Dynamic Governance is an organizational pattern designed to maximize flexibility and alignment in organizations where ideas can (and should) come from anywhere in the company, while still scaling to very large organizations and working towards prescribed goals. It is used very commonly in large companies in The Netherlands (under the name Sociocracy). It has been used in organizations in the US (hospitals, software companies, apartment complexes), but is much less common. It has been used with organizations up to ~100k people.
If we define the goal of making decisions as enabling concerted action, then consent among a small team (defined below) is one of the most efficient and effective decision-making strategies known. Dynamic Governance is a method to scale consent-based decision making.
Decisions by consent
A consent decision is made the first time no one present states a salient and paramount objection. In other words, agreement is reached as soon as no one present can poke a significant hole in the idea.
This differs from consensus â€“ where a decision is made as soon as everyone involved agrees that this is the optimal course of action â€“ by being far more biased towards action. Consent only requires agreement from those present; if you are not present, you are agreeing to trust the group and abide any decisions made. Consent does not require the optimal choice; it establishes the first choice that cannot be disproven. It is biased towards making decisions that are good enough for now, and moving on.
For this reason, consent decisions often take the form of experiments. The group agrees to try a specific thing for a specific amount of time. They also agree to watch for particular risks that some members think may arise, and the group agrees on some observations that would indicate the risk is coming and trigger some reaction â€“ usually to abort the experiment. When the time box expires, the experimental process ends. Often, but not always, the group will then propose a separate consent decision to make the original approach, or some variation of it, permanent.
Consent works best with groups of 4-16, but can scale to a several dozen by adding formality. It bogs down above that. This is why the rest of Sociocracy exists.
Circles â€“ those who do the work decide how to do it
The set of people present for making consent decisions are a Circle. Each circle has an Aim (the way its success will be measured by the rest of the organization) and a Scope (any unalterable constraints placed on the circle from outside). Each circle performs whatever work is needed to achieve that Aim. It makes whatever decisions are needed to support that work, within the limits of its Scope.
Because circles do the work, they may have an Aim that requires more people than can easily make decisions by consent. Any circle can divide itself into sub-circles. It provides an Aim and Scope to each sub-circle, both within the parent circleâ€™s remit. A circle need not delegate all of its Aim to sub-circles.
This is a favored way to scale agile teams â€“ better than scrum of scrums. Any team which does not fully delegate its Aim can be well-implemented as an Agile team. The result of this splitting is to create a hierarchy of circles. Agile teams make up the circles that do work to advance aims.
Some circles fully delegate their Aim to sub-circles. These circles do no work themselves; they coordinate work and policy decisions between other circles. They meet rarely, as most decisions are delegated to the teams doing the work. The most effective organizations have very few coordination circles.

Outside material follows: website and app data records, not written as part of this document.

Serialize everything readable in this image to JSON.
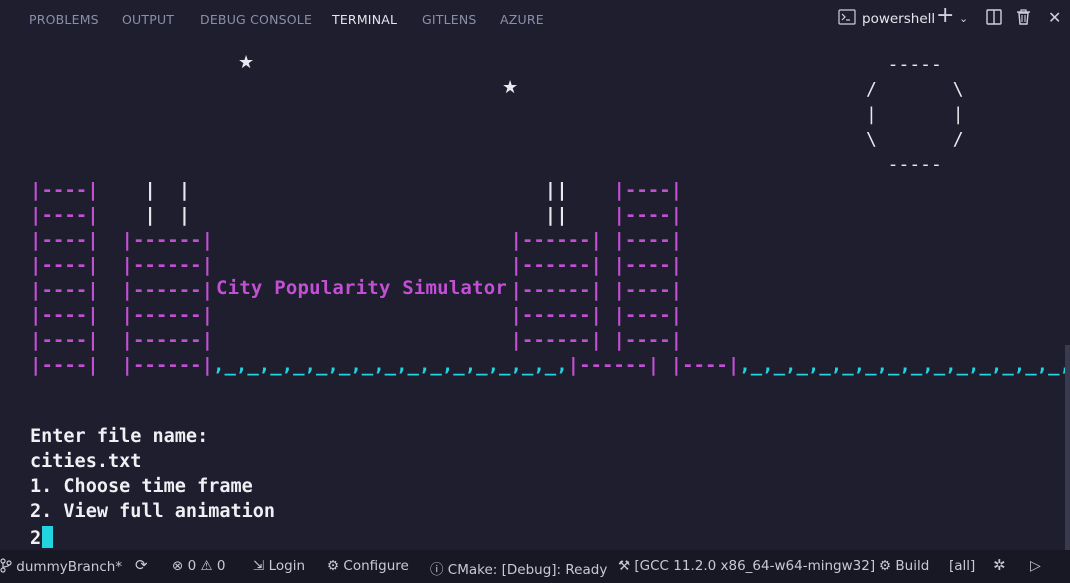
{
  "panel": {
    "tabs": [
      {
        "label": "PROBLEMS"
      },
      {
        "label": "OUTPUT"
      },
      {
        "label": "DEBUG CONSOLE"
      },
      {
        "label": "TERMINAL"
      },
      {
        "label": "GITLENS"
      },
      {
        "label": "AZURE"
      }
    ],
    "active_tab": "TERMINAL",
    "shell_label": "powershell"
  },
  "terminal": {
    "title_text": "City Popularity Simulator",
    "output_lines": [
      "Enter file name:",
      "cities.txt",
      "1. Choose time frame",
      "2. View full animation"
    ],
    "input_line": "2"
  },
  "statusbar": {
    "branch": "dummyBranch*",
    "errors": "0",
    "warnings": "0",
    "login": "Login",
    "configure": "Configure",
    "cmake": "CMake: [Debug]: Ready",
    "kit": "[GCC 11.2.0 x86_64-w64-mingw32]",
    "build": "Build",
    "target": "[all]"
  },
  "colors": {
    "background": "#1e1e2e",
    "building": "#c24fd4",
    "water": "#22d3e0",
    "cursor": "#22d3e0"
  }
}
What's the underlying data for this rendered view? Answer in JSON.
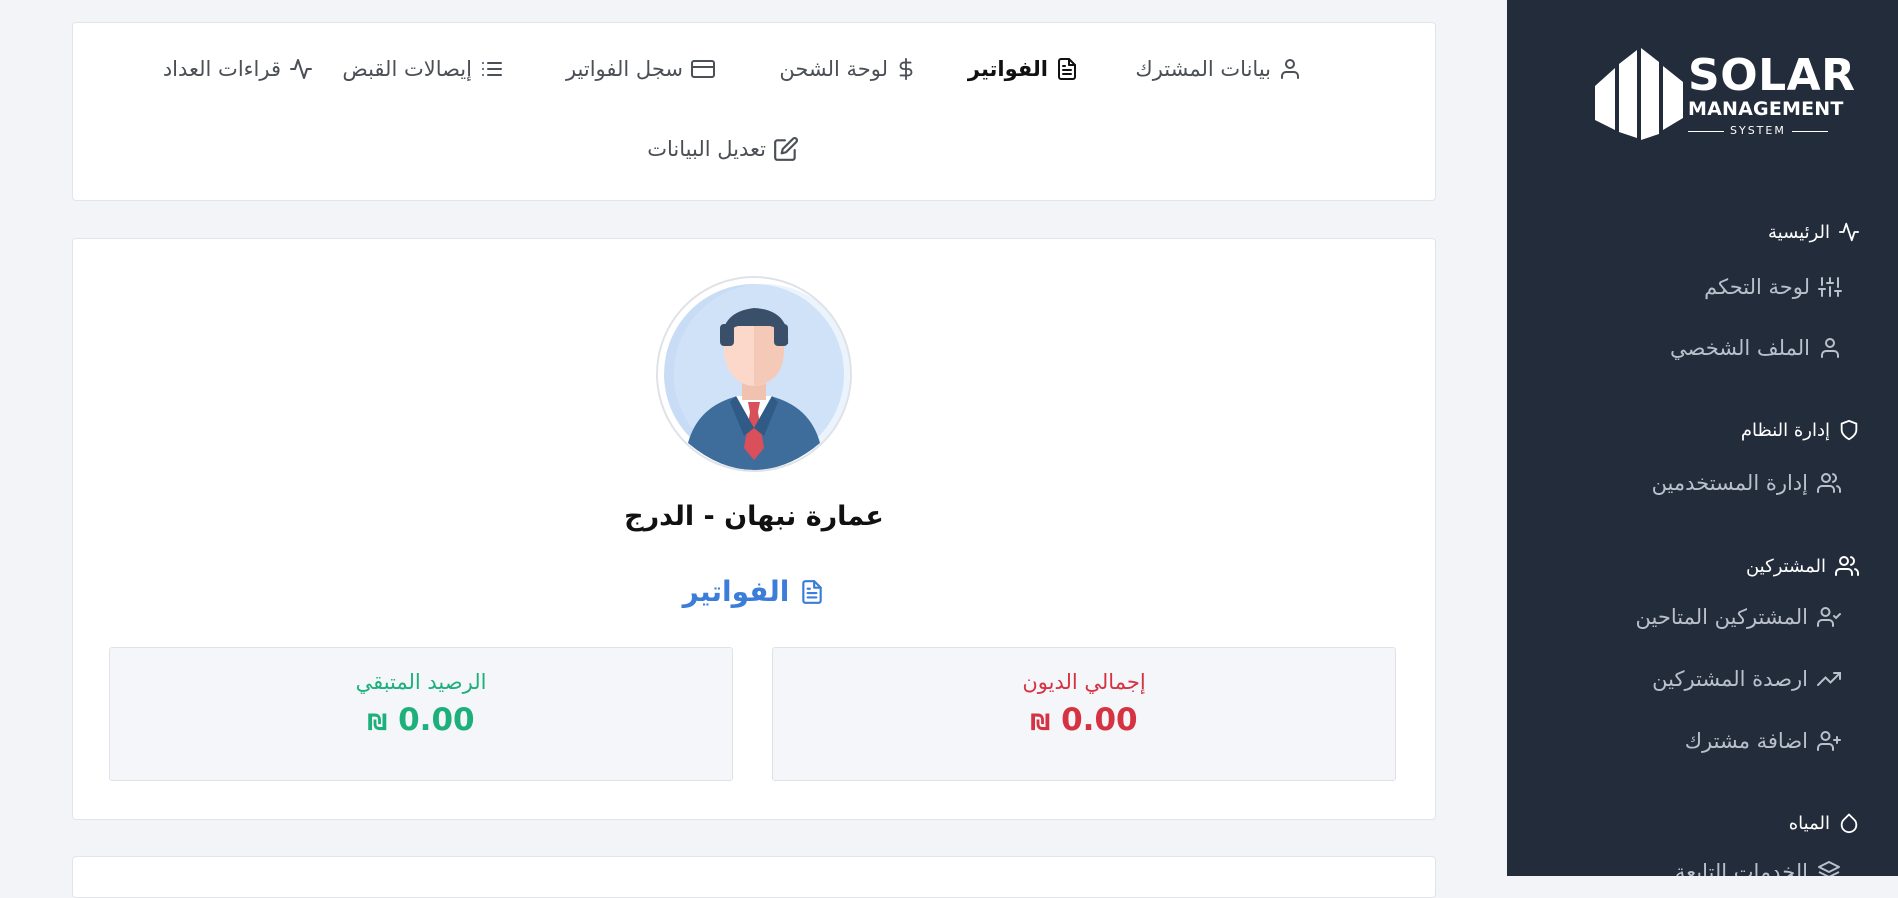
{
  "logo": {
    "line1": "SOLAR",
    "line2": "MANAGEMENT",
    "line3": "SYSTEM"
  },
  "sidebar": {
    "sections": [
      {
        "label": "الرئيسية",
        "icon": "activity-icon"
      },
      {
        "label": "إدارة النظام",
        "icon": "shield-icon"
      },
      {
        "label": "المشتركين",
        "icon": "users-icon"
      },
      {
        "label": "المياه",
        "icon": "droplet-icon"
      }
    ],
    "items": [
      {
        "label": "لوحة التحكم",
        "icon": "sliders-icon"
      },
      {
        "label": "الملف الشخصي",
        "icon": "user-icon"
      },
      {
        "label": "إدارة المستخدمين",
        "icon": "users-icon"
      },
      {
        "label": "المشتركين المتاحين",
        "icon": "user-check-icon"
      },
      {
        "label": "ارصدة المشتركين",
        "icon": "trending-up-icon"
      },
      {
        "label": "اضافة مشترك",
        "icon": "user-plus-icon"
      },
      {
        "label": "الخدمات التابعة",
        "icon": "layers-icon"
      }
    ]
  },
  "tabs": [
    {
      "label": "بيانات المشترك",
      "icon": "user-icon"
    },
    {
      "label": "الفواتير",
      "icon": "file-text-icon",
      "active": true
    },
    {
      "label": "لوحة الشحن",
      "icon": "dollar-sign-icon"
    },
    {
      "label": "سجل الفواتير",
      "icon": "credit-card-icon"
    },
    {
      "label": "إيصالات القبض",
      "icon": "list-icon"
    },
    {
      "label": "قراءات العداد",
      "icon": "activity-icon"
    },
    {
      "label": "تعديل البيانات",
      "icon": "edit-icon"
    }
  ],
  "profile": {
    "name": "عمارة نبهان - الدرج",
    "section_title": "الفواتير",
    "total_debts_label": "إجمالي الديون",
    "total_debts_value": "0.00",
    "remaining_balance_label": "الرصيد المتبقي",
    "remaining_balance_value": "0.00",
    "currency": "₪"
  },
  "colors": {
    "sidebar_bg": "#222c3a",
    "accent": "#3b7dd8",
    "debt": "#d63342",
    "balance": "#1eb07a"
  }
}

Each circle also has a lifetime. A circle will be disbanded or re-tasked (same people are given a new Aim) at the end of its lifetime. This defines the amount of resource that the organization is willing to spend achieving that circleâ€™s Aim.
Involving partners in decisions via Double Linking
Circles will have Aims that depend on each other. This most commonly happens between a sub-team and its parent or between two sub-teams of the same parent, but it can happen between any two teams. This relationship can be temporary or last for the lifetime of the circles. In all cases, the two circles each need representation in the otherâ€™s decisions. This is accomplished by using a double-link.
In a double-link, each group sends one delegate to represent it in all decisions made by the other group. Each person needs only represent one side of the relationship; this prevents having someone stuck in the middle and needing to represent two viewpoints. It also improves reliability of communications between circles. Two people are more likely to convey and remember the details than one would.
Because decisions are made by consent, a single delegate to another team is sufficient. As long as that delegate represents the entire view of your circle, the other circle will be blocked from taking any decision that would harm you â€“ unless they can convince your delegate that it is better for the system as a whole.
The same structure is used between any two circles, regardless of where they might fall in the hierarchy. For a group/sub-group relationship, the two links are called the downlink and the uplink. The downlink represents the wider group in the decisions and actions of the sub-group. The uplink does the reverse. In this case, the downlink is often a long-term assignment. It may even last for the entire lifetime of the sub-group. The links between any other circles are called cross-links.
Typically, more day-to-day work is performed by circles lower in the hierarchy. For this reason, downlinks tend to participate in the daily work of the lower circle (representing the desires of the higher circle while doing so), but uplinks and cross-links do not generally participate in the daily work of the circle they are sent to.
Choose delegates by election
Each delegate is chosen by election from the group he is to represent. An election is a consent-based decision like any other. The only restriction on an election is that it must include a term limit. Often uplinks will have very short term limits â€“ as short as a single decision meeting. Cross-links are also often short-term assignments.